By Heart: Poetry, Prison, And Two Lives by Judith Tannenbaum & Spoon Jackson
pub date: April, 2010
A collaborative memoir, By Heart: Poetry, Prison, And Two Lives explores the journey of Judith Tannenbaum and Spoon Jackson into poetry and understanding. Tannenbaum is an artist and educator who has taught poetry in many different settings including the Arts-in-Corrections program in California. Spoon is an inmate serving a life sentence. The two met at San Quentin Prison in the 1980’s.
By Heart is a moving encounter between freedom and prison, art, beauty and desolation, silence and voice. The story is told through alternating chapters in which each tells the story of their lives and the insights they gained through learning, creating, and sharing poetry. Storytelling was an inherent trait of Tannenbaum’s extended Jewish family. The teachers she encountered during her school days promoted her imagination and helped her to harness her energy into creating stories that gave her new life and freedom. She volunteered in her daughter’s kindergarten classroom and began her journey into teaching poetry.
Spoon grew up in a small town on the edge of the Mojave Desert. As one of fifteen boys, Spoon ran a little wild. He spent his early years exploring nature, spending many hours hanging out in the dry riverbed behind their shack. His school years were largely negative. It appears that early on he was a target for corporeal punishment at school and beatings at home; he received little to no affirmations during these formative years.
Spoon is “real” with his life in prison and what put him there in the first place. He takes full responsibility for his actions while examining what went wrong in his early life that led him down this path. Spoon enrolled in high school and college classes offered to prisoners, spent hours reading and thinking during lockdowns and long weekends. Silence became a powerful friend that allowed him time for self reflection and growth. He had grown as a man during the eight years before he met Tannenbaum in the poetry class.
Tannenbaum does not save Spoon through poetry. The two poets grow through their encounters by sharing their work, exploring voice, and influencing each other’s work. They examine other poets both famous and well known as well as the poems of children and other prisoners. This is about growth and the exploration of humanity.

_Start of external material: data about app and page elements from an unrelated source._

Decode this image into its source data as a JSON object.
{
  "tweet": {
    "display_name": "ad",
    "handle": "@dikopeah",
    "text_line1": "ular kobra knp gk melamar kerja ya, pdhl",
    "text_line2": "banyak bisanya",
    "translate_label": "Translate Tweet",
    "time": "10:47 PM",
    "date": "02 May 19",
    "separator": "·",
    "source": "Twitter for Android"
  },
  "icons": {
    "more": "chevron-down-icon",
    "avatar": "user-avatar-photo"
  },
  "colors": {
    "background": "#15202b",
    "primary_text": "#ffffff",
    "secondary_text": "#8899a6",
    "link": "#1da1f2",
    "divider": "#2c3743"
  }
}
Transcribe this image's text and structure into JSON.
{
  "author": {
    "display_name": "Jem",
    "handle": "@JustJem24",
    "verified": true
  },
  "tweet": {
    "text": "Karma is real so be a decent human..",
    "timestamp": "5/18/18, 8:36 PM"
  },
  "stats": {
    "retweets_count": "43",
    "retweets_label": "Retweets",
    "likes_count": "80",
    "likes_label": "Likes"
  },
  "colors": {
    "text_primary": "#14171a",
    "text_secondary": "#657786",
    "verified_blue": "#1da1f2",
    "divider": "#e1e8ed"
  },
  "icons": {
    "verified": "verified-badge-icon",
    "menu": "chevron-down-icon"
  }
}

It is easy for society to shut the prison door and forget that there are human lives closed within. By Heart shows us how humanity survives and flourishes within enclosed walls and communication.
There are many issues that can be explored as book clubs share this book. It is passionate and tender, raw and realistic. It is a love story but not love between people; it is about love for ourselves and our humanity. As an educator I was deeply moved by the story of Spoon and Tannenbaum. This is a book that I would wish for every educator to read. It is inspirational and thought- provoking. I recommend this book for book clubs, educators, and all who need to be reminded about humanity and generosity of spirit.